The virus that causes COVID-19 is a type of coronavirus, made up of a large family of viruses. Coronaviruses are named for the crown-like spikes on their surfaces. Scientists continue to monitor changes in the virus, including changes to those spikes. These studies are helping us learn more about the new variants to understand their spread, how they are different from existing variants, and how they interact with current therapies, vaccines and tests.
We caught up with Julio Figueroa, MD, physician lead for the infection prevention programs at LCMC Health and the chief of infectious diseases at LSU Health New Orleans, and John Schieffelin, MD, Associate Professor of Pediatrics and Internal Medicine and sections of infectious disease at Tulane University School of Medicine to help answer some of our questions related to the new variants.
With at least three COVID variants circulating in New Orleans, are there are any new safety measures I should take to reduce my risk of infection?
Keep following the current recommendations. The most important thing you can do is get vaccinated. Once you’re fully vaccinated, which is two weeks after your final dose, the CDC says you no longer need to wear a mask indoors or outdoors, except where required by law like homeless shelters and jails. If you’re not fully vaccinated, continue wearing a mask and social distancing.
Who is at highest risk for the new variants?
Some variants appear to be more contagious and spread more easily from person to person. That’s why it’s so important to get vaccinated and keep following current guidelines. Anyone can get sick from the virus, but it can be especially hard on the elderly and other high-risk individuals, so let’s continue to keep our families safe.
I’m eligible for the COVID-19 vaccine. Should I delay getting it because it may not be as effective against the new variants?
Not at all! Current research suggests that the approved vaccines are effective against new variants, including B.1.1.7 from the UK, B.1.427/429 from California and P.1 from Brazil, which are in New Orleans. Everyone should get vaccinated as soon as possible unless advised otherwise by your doctor.
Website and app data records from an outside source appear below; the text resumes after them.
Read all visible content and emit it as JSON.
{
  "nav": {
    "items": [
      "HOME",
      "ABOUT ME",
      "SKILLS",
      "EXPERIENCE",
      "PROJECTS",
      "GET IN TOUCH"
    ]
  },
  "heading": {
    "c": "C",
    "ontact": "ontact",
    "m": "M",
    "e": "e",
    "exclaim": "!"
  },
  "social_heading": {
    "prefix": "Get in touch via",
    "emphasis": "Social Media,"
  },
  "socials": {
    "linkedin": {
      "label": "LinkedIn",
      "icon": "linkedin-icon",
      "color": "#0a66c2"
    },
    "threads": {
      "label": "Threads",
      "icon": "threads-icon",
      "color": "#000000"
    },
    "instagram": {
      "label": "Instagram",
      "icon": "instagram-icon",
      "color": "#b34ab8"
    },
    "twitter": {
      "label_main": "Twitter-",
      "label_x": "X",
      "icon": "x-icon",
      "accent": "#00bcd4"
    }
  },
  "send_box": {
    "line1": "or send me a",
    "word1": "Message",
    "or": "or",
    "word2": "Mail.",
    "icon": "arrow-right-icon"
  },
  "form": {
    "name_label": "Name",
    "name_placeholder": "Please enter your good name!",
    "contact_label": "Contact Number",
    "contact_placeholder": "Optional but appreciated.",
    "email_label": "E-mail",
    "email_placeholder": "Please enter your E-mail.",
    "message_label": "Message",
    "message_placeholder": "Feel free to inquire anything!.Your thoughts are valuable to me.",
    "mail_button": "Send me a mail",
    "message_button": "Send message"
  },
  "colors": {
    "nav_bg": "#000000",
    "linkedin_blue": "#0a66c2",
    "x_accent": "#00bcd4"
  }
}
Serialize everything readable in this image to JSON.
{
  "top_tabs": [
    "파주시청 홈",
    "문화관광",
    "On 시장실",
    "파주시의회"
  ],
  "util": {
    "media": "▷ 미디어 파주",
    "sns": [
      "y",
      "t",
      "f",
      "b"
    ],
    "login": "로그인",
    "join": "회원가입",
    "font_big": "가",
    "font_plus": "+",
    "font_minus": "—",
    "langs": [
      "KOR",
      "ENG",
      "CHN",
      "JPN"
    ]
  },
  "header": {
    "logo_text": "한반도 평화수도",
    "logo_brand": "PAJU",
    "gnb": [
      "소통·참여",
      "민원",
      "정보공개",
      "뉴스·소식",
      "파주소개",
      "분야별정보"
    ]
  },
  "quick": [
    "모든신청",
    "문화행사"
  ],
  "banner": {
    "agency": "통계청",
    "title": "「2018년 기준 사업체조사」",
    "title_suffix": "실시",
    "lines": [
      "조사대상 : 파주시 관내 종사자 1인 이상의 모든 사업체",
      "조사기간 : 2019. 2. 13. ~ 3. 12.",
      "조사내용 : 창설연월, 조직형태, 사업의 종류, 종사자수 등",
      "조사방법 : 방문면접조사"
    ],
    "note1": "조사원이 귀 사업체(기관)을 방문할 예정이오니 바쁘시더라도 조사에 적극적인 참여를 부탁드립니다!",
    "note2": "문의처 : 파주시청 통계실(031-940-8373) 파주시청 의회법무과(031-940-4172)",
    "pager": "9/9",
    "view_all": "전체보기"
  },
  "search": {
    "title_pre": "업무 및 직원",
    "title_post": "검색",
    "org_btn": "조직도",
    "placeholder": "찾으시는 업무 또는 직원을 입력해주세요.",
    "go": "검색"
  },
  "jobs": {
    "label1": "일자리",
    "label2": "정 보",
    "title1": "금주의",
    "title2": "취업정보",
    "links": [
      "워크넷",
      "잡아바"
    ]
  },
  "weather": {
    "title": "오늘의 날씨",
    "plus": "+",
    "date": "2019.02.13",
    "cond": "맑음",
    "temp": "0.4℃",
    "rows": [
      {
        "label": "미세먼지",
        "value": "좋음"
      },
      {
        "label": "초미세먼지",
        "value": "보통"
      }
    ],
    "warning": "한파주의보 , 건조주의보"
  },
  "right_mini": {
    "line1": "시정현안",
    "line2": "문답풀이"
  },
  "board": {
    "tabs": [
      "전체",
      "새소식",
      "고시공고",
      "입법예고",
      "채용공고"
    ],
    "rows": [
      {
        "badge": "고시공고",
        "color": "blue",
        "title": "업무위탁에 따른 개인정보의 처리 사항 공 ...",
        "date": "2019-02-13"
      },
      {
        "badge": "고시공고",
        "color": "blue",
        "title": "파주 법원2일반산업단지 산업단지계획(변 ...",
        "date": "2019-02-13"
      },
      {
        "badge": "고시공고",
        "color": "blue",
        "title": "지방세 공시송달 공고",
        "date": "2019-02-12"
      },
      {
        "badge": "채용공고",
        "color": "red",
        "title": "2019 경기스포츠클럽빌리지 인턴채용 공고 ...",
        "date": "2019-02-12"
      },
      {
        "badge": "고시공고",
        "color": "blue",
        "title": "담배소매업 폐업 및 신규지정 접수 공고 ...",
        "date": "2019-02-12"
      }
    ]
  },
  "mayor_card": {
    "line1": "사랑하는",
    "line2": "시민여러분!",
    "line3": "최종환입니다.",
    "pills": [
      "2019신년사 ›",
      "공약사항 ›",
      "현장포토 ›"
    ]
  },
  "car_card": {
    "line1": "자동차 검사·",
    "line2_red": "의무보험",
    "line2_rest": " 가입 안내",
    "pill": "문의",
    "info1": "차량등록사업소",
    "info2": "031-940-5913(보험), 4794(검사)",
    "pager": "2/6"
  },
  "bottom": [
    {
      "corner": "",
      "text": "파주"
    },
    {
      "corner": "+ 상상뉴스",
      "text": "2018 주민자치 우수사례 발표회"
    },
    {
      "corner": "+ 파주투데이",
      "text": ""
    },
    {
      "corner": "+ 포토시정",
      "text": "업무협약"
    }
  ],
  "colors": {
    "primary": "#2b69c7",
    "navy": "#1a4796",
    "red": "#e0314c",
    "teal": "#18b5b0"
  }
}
The vaccines are still very effective against new variants and can even provide protection if you do get sick, helping you to heal faster.
Is the vaccine effective against this new strain?
Hearing about new variants of COVID-19 might be scary, and that’s OK. Keep yourself and your loved ones safe by following the existing safety guidelines and getting vaccinated. The more we work together towards stopping the spread, the faster we can all return to our normal lives.